Title: Child psychotherapy: Integrating developmental theory into clinical practice.
Series: ISBN: 978-0-8261-0673-5
Author: Adler-Tapia, R
Genre: Client, Therapist
Publisher: New York, NY: Springer Publishing Company
Release Date: 2013
Robbie Adler-Tapia’s Child Psychotherapy: Integrating Developmental Theory Into Clinical Practice aims to create a developmentally grounded approach to child psychotherapy. In this work, she emphasizes the importance of remaining cautious and even hesitant in arriving at the conclusion of pathology as a psychologist or psychiatrist. An essential aspect of this text is the focus on the assimilation of developmental theories into the practice of child psychotherapy, while accentuating the significance of the etiology of a certain child’s symptoms before arriving at a pathological diagnosis. The text focuses on the comprehensive work done by developmental psychologists in relation to the field of child psychotherapy.
Although Adler-Tapia’s work primarily focuses on the treatment of children, it clearly emphasizes that her theories apply to people of all ages. Certain childhood experiences may have interfered with an adult’s healthy development, and these past experiences may drive the lingering symptoms that occur at an older age.
Offering an alternative to the medical model of pathology, this book strives to inform therapists who work with children how to integrate developmental theory into their clinical practice. This amalgamation mandates that the therapist “conceptualize psychotherapy from a multimodal approach through the lens of human development” (p.173) Considering every facet of the child’s life, such as the developmental stage the child is in, the family system in which the child lives, etc. leads to an exploration and understanding of the origins of the symptoms that are being exhibited by the child.
Also essential in this work are the theories that investigate the interface between a child’s external and internal worlds, the impact the environment has on the child, and how a child constructs schemas conducive to his or her experience of living. In addition, the resources a particular child has, any interference in the child’s healthy development, and the child’s primary caregivers’ support all help the therapist to explore the etiology of the problem(s) at hand.

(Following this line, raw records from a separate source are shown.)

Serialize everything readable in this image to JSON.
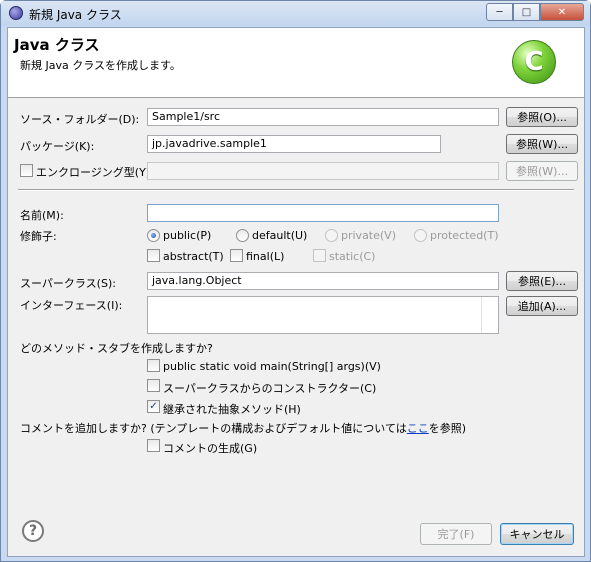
{
  "window": {
    "title": "新規 Java クラス",
    "minimize": "─",
    "maximize": "□",
    "close": "✕"
  },
  "banner": {
    "title": "Java クラス",
    "subtitle": "新規 Java クラスを作成します。",
    "icon_letter": "C"
  },
  "form": {
    "source_folder": {
      "label": "ソース・フォルダー(D):",
      "value": "Sample1/src",
      "button": "参照(O)..."
    },
    "package": {
      "label": "パッケージ(K):",
      "value": "jp.javadrive.sample1",
      "button": "参照(W)..."
    },
    "enclosing": {
      "label": "エンクロージング型(Y):",
      "value": "",
      "button": "参照(W)...",
      "checked": false
    },
    "name": {
      "label": "名前(M):",
      "value": ""
    },
    "modifiers": {
      "label": "修飾子:",
      "public": "public(P)",
      "default": "default(U)",
      "private": "private(V)",
      "protected": "protected(T)",
      "abstract": "abstract(T)",
      "final": "final(L)",
      "static": "static(C)"
    },
    "superclass": {
      "label": "スーパークラス(S):",
      "value": "java.lang.Object",
      "button": "参照(E)..."
    },
    "interfaces": {
      "label": "インターフェース(I):",
      "button": "追加(A)..."
    },
    "stubs": {
      "question": "どのメソッド・スタブを作成しますか?",
      "main": "public static void main(String[] args)(V)",
      "constructors": "スーパークラスからのコンストラクター(C)",
      "inherited": "継承された抽象メソッド(H)",
      "checkmark": "✓"
    },
    "comments": {
      "question_before": "コメントを追加しますか? (テンプレートの構成およびデフォルト値については",
      "question_link": "ここ",
      "question_after": "を参照)",
      "generate": "コメントの生成(G)"
    }
  },
  "footer": {
    "help": "?",
    "finish": "完了(F)",
    "cancel": "キャンセル"
  }
}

With this integrative protocol, therapists who treat children that have faced challenges early on in life can successfully attempt to place them back on a healthful trajectory.